That brought a smile that reached Francis's eyes before it reached his lips. "Je t'aime aussi. Let's promise to spend ze rest of our lives togezzer…."
"I've already promised you that. Can I announce us married now?"
"We need to put ze rings on first…," Francis sighed, amused by Arthur's impatience but hurrying to put the ring back on his finger and then waiting impatiently himself as Arthur did the same for him afterward. "Okay. Now you can say it."
His throat was suddenly too swollen for him to speak properly at once, and he didn't know why. It wasn't even an official marriage, dammit….
"I now pronounce us man and… husband?" Huh. He hadn't thought much of how he would say that.
And Francis's lips were already on his before he could say "You may now kiss the King."
I hope that wraps everything up! Once again, I'm sad to see this story's end, but at the same time I'm proud of myself. I kind of want to just print out this whole fic and make it into a little mini-book, just for myself.
Don't fear, though! This doesn't mean the LMBaS universe is completely over. I'll still probably make fanart for it sometimes, and I'll likely end up doing oneshot side-fics because I still have all these ideas for stuff that happens later on - ergo, when Francis and Arthur are older, when the twins grow up, when the Hundred Years' War starts, etc.
If any of you have tumblrs and haven't done so yet, you should follow me so you know when I make new stuff. The link to my blog is in my profile.
And now that the main story is over, I'd love it if you all left just one last review to tell me what you thought of this overall. It's been an awesome several months with you guys, and I hope that some of you go on to read my other/future stories.

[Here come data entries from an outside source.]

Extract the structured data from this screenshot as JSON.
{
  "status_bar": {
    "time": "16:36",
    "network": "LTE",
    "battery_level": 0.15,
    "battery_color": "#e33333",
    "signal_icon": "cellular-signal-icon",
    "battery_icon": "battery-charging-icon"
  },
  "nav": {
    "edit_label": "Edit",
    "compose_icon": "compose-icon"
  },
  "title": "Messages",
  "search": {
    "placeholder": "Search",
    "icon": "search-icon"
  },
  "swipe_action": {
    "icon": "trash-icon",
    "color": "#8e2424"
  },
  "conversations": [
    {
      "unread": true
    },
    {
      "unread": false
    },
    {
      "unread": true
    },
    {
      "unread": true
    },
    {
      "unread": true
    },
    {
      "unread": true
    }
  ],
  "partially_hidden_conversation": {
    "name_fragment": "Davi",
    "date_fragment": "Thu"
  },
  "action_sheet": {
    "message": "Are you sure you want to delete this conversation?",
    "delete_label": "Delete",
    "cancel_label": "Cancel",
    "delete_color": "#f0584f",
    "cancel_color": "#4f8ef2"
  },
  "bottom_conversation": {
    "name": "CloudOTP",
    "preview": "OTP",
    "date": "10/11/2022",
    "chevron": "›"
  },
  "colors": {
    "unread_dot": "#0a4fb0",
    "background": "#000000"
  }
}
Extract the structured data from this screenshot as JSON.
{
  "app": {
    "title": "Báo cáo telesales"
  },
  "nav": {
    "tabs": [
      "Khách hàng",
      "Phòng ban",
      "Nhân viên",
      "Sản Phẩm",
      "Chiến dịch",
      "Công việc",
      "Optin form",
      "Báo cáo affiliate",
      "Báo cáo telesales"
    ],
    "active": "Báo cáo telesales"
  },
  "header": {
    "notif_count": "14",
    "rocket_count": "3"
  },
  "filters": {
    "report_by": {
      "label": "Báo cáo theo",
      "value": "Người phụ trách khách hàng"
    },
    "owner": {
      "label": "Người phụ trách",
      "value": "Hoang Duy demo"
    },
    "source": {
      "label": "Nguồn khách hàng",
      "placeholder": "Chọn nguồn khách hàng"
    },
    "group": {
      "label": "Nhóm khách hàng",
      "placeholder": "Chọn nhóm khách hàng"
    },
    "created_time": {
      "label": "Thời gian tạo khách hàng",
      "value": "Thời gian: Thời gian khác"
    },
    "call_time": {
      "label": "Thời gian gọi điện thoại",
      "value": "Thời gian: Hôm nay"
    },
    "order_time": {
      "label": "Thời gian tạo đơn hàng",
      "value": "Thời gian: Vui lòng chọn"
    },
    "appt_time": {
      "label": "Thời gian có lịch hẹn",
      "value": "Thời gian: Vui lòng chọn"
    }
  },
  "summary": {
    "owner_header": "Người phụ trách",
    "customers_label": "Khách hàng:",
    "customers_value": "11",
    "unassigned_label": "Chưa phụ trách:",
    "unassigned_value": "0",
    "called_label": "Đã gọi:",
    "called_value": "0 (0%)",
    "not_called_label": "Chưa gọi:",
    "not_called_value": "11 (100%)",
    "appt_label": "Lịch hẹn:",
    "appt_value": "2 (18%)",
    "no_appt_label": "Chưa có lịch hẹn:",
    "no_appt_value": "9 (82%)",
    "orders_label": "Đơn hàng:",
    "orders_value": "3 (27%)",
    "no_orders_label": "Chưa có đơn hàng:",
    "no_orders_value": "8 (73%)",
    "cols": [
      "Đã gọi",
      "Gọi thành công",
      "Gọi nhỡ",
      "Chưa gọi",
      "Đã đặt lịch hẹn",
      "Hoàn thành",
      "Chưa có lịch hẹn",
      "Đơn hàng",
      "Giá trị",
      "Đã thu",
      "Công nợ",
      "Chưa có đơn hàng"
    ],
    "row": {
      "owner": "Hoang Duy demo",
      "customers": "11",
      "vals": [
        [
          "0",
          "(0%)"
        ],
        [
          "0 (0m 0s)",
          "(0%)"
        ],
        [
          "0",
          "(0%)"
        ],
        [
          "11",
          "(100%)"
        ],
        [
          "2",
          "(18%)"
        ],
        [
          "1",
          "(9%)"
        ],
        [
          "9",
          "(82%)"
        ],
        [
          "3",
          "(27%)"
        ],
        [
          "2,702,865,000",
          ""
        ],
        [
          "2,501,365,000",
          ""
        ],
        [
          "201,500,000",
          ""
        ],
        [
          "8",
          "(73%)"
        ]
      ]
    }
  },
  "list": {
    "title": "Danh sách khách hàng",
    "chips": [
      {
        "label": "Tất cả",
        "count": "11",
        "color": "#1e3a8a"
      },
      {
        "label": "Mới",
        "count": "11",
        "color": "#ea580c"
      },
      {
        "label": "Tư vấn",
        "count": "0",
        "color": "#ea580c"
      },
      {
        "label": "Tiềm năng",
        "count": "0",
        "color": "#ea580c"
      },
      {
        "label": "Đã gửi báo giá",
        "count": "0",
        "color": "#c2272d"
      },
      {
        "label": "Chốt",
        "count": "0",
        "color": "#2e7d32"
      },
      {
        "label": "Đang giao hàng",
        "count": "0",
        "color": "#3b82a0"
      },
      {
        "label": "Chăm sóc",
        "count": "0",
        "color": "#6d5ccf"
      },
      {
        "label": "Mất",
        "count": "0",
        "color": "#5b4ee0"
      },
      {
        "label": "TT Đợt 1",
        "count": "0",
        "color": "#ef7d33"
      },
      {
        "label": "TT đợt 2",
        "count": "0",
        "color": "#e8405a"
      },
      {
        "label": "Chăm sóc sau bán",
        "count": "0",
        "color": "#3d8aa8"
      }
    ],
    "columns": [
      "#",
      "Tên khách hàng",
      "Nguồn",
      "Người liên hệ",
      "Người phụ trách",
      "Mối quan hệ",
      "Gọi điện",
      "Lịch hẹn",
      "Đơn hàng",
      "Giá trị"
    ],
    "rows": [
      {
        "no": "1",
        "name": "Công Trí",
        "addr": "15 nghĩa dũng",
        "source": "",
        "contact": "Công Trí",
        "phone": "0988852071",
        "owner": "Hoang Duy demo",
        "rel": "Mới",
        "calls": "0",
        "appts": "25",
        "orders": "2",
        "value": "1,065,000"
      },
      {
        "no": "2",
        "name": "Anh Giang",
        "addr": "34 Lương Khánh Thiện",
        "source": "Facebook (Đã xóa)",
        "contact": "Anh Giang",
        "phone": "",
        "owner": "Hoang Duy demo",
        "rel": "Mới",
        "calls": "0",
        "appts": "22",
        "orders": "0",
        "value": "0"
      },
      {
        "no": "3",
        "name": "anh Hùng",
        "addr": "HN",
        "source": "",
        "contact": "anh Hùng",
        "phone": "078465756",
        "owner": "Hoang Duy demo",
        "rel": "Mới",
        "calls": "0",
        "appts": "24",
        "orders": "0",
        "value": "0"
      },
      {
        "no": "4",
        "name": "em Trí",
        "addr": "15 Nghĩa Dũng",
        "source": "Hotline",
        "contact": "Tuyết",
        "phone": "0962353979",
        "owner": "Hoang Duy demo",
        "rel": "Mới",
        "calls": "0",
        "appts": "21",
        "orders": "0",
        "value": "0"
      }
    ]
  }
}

Thank you so much to everyone who's left feedback on and/or followed this story, too!